I asked what they were eating and they told me poppy seeds and asked if I wanted any and I refused. My uncle took his position on my right and my grandfather on my left and across the cavernous room the bakers baked and the ovens sent out heat towards us and my uncle had no smell, but the sweat smell that was my grandfather made me want to do good and not only for the ten dollars a week he paid me but because of all his grandchildren I was the one chosen to work with him.
The smell of freshly sawn lumber is one of the greatest smells in the world. To this day I’ll go into a new construction job just for the smell. I got to cut the oak as well as hammer it. They taught me and trusted me and the job took the entire summer and the huge ovens had to be moved to finished floor and we had to rip up old flooring and that’s where the axe blade came in handy. Splinters–we all got splinters and we carried matches and sewing needles to take them out.
On the day before the last day we had finished the floor and were doing odds and ends when my grandfather and uncle took their usual break. “Come, Boychick, put down the hammer and join us.” I was trying to get a splinter out of my finger but it had gone deeper. My grandfather struck a match and burned the end of a needle and held my fingers with his steady hand and he scraped the skin and exposed the sliver. He flicked it out with the needle and my uncle poured me a glass of tea that I never drank and it turned out to be 7-Up and my grandfather held out the scoop of poppies for the rolls and said, “Nu. Try it once.” I did and the poppy seeds turned out to be chocolate shots.
Author’s Statement on Beauty
“I’m in the Caribbean, the island of Bonaire where the water is warm and clear blue, I take the ferry out to a small island, Klein Bonaire, I’m dropped off into the water to begin a drift snorkel with the tide pushing me slowly towards the beach to be picked up an hour or so later. I swim in-between and over the coral following the fish, sharing their world taking their pictures and all the time not thinking of anything other than finding a turtle to swim with or an octopus to follow as it scuttles into its hiding place changing colors as it goes to match the colors of the coral. I watch trumpet fish and cornet fish swimming vertical–their bright blue and yellow colors–a school of blue tangs heading for somewhere only they know.
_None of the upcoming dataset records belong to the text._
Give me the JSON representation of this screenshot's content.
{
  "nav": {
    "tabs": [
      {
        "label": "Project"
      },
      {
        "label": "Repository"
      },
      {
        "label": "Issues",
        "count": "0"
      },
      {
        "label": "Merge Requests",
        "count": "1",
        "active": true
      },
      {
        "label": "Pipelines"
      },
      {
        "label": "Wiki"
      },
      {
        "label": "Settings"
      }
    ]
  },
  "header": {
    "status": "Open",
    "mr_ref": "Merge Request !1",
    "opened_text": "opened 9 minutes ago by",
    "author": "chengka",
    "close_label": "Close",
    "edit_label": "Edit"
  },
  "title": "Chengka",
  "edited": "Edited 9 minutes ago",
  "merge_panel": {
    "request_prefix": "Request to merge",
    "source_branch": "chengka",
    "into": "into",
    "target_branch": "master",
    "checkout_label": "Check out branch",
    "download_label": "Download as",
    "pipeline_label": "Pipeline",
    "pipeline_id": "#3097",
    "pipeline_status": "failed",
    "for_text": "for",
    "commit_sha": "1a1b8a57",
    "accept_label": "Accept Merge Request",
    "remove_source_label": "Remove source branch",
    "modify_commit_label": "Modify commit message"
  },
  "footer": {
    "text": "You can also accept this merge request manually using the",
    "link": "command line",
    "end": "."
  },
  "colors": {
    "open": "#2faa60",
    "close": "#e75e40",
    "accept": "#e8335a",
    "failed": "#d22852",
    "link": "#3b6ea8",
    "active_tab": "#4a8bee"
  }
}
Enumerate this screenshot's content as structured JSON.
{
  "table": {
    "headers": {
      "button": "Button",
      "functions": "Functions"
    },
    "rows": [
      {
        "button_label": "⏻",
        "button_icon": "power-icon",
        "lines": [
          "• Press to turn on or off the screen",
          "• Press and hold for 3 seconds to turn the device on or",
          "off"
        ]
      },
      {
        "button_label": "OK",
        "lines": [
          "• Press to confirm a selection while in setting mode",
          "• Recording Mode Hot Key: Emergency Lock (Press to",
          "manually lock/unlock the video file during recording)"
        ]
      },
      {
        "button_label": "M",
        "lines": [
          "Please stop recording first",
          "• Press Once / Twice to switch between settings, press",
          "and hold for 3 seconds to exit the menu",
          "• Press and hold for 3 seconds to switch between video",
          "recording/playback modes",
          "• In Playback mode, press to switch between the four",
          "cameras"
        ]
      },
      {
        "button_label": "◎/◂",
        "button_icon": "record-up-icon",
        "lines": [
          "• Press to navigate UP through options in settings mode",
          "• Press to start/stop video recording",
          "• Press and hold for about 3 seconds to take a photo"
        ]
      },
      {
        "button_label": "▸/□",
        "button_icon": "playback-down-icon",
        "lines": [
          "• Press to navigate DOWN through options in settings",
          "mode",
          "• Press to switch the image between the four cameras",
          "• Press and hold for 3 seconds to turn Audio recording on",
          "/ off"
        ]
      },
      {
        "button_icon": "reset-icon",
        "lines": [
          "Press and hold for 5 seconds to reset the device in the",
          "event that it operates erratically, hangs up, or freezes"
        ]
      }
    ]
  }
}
A barracuda hovers sideways looking at me with one eye and all the time the sea fans waving in the currents, the Elkhorn coral grows high and I swim around it and I follow one fish after another, a moray eel, spotted and winding on the sand captures my attention as does a half dozen squid and finally I end up on the beach only to watch the ferry heading back and I’ll have to swim a while longer until the next one comes to pick me up. I spot a jellyfish, swim under it and take its picture with the sky above. This is a good beautiful day.”
Paul Beckman’s story, “Healing Time” was one of the winners in the Queen’s Ferry 2016 Best of the Small Fictions. His stories are widely published in print and online in the following magazines amongst others: Connecticut Review, Raleigh Review, Litro, Playboy, Pank, Blue Fifth Review, Flash Frontier, Matter Press, Metazen, Pure Slush, Jellyfish Magazine, Thrice Fiction and Literary Orphans. His latest collection, Peek, weighed in at 65 stories and 120 pages. More at: paulbeckmanstories.com and pincusb.com